Relationships are worth fixing (“It’s Not Over,” “Breakdown,” “What About Now”) and need to be nurtured (“Used To”). Life on the road can’t compare to the company of a woman at “Home” whose patience and faithfulness leave the singer awestruck. “Crashed” tells of a desperate man revived by a miraculous encounter (“You breathed your breath in me … you saved me”). It could be with a woman or it might be referring to God. After all, Chris Daughtry thanks Jesus in the liner notes and seems passionate about becoming who the Lord wants him to be on “What I Want,” a tune that features screaming guitars courtesy of Slash (of Guns N’ Roses and Velvet Revolver fame). “There and Back Again” rallies someone to seize the day, shine and live out a dream. Family dysfunction drives a teen to run away from home on the cautionary ballad “All These Lives.”

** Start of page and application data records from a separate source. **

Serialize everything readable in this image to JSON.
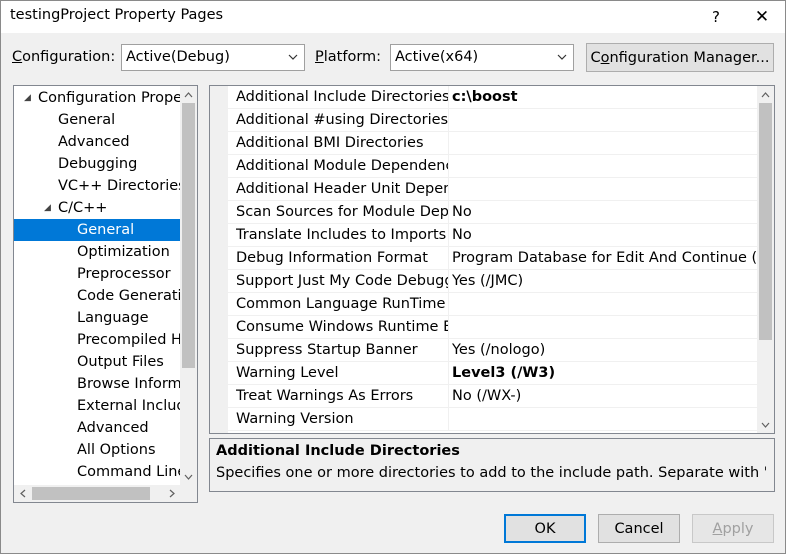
{
  "window": {
    "title": "testingProject Property Pages",
    "help": "?",
    "close": "✕"
  },
  "config": {
    "configuration_label_pre": "",
    "configuration_label_u": "C",
    "configuration_label_post": "onfiguration:",
    "configuration_value": "Active(Debug)",
    "platform_label_u": "P",
    "platform_label_post": "latform:",
    "platform_value": "Active(x64)",
    "manager_button_pre": "C",
    "manager_button_u": "o",
    "manager_button_post": "nfiguration Manager..."
  },
  "tree": {
    "items": [
      {
        "label": "Configuration Propert",
        "expander": "◢",
        "level": 0
      },
      {
        "label": "General",
        "level": 1
      },
      {
        "label": "Advanced",
        "level": 1
      },
      {
        "label": "Debugging",
        "level": 1
      },
      {
        "label": "VC++ Directories",
        "level": 1
      },
      {
        "label": "C/C++",
        "expander": "◢",
        "level": 1
      },
      {
        "label": "General",
        "level": 2,
        "selected": true
      },
      {
        "label": "Optimization",
        "level": 2
      },
      {
        "label": "Preprocessor",
        "level": 2
      },
      {
        "label": "Code Generatio",
        "level": 2
      },
      {
        "label": "Language",
        "level": 2
      },
      {
        "label": "Precompiled He",
        "level": 2
      },
      {
        "label": "Output Files",
        "level": 2
      },
      {
        "label": "Browse Informa",
        "level": 2
      },
      {
        "label": "External Include",
        "level": 2
      },
      {
        "label": "Advanced",
        "level": 2
      },
      {
        "label": "All Options",
        "level": 2
      },
      {
        "label": "Command Line",
        "level": 2
      }
    ]
  },
  "grid": {
    "rows": [
      {
        "name": "Additional Include Directories",
        "value": "c:\\boost",
        "bold": true
      },
      {
        "name": "Additional #using Directories",
        "value": ""
      },
      {
        "name": "Additional BMI Directories",
        "value": ""
      },
      {
        "name": "Additional Module Dependencies",
        "value": ""
      },
      {
        "name": "Additional Header Unit Dependencies",
        "value": ""
      },
      {
        "name": "Scan Sources for Module Dependencies",
        "value": "No"
      },
      {
        "name": "Translate Includes to Imports",
        "value": "No"
      },
      {
        "name": "Debug Information Format",
        "value": "Program Database for Edit And Continue (/ZI)"
      },
      {
        "name": "Support Just My Code Debugging",
        "value": "Yes (/JMC)"
      },
      {
        "name": "Common Language RunTime Support",
        "value": ""
      },
      {
        "name": "Consume Windows Runtime Extension",
        "value": ""
      },
      {
        "name": "Suppress Startup Banner",
        "value": "Yes (/nologo)"
      },
      {
        "name": "Warning Level",
        "value": "Level3 (/W3)",
        "bold": true
      },
      {
        "name": "Treat Warnings As Errors",
        "value": "No (/WX-)"
      },
      {
        "name": "Warning Version",
        "value": ""
      }
    ]
  },
  "description": {
    "title": "Additional Include Directories",
    "text": "Specifies one or more directories to add to the include path. Separate with ';' if m..."
  },
  "buttons": {
    "ok": "OK",
    "cancel": "Cancel",
    "apply_u": "A",
    "apply_post": "pply"
  },
  "colors": {
    "selection": "#0078d7",
    "window_bg": "#f0f0f0",
    "border": "#828790"
  }
}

The breakup songs “Gone” and “Over You” don’t mention any marital ties yet suggest that both parties lived in the same house.
Last season on American Idol, Chris Daughtry followed Bo Bice’s lead by adopting an aggressive rock sound. It got him to the semifinals. Now the band bearing his name has a hit CD with gritty riffs and vocals similar to Fuel, Hinder or Nickelback. Fortunately, his lyrics are worlds better. Only minor reservations.
After serving as an associate editor at NavPress’ Discipleship Journal and consulting editor for Current Thoughts and Trends, Adam now oversees the editing and publishing of Plugged In’s reviews as the site’s director. He and his wife, Jennifer, have three children. In their free time, the Holzes enjoy playing games, a variety of musical instruments, swimming and … watching movies.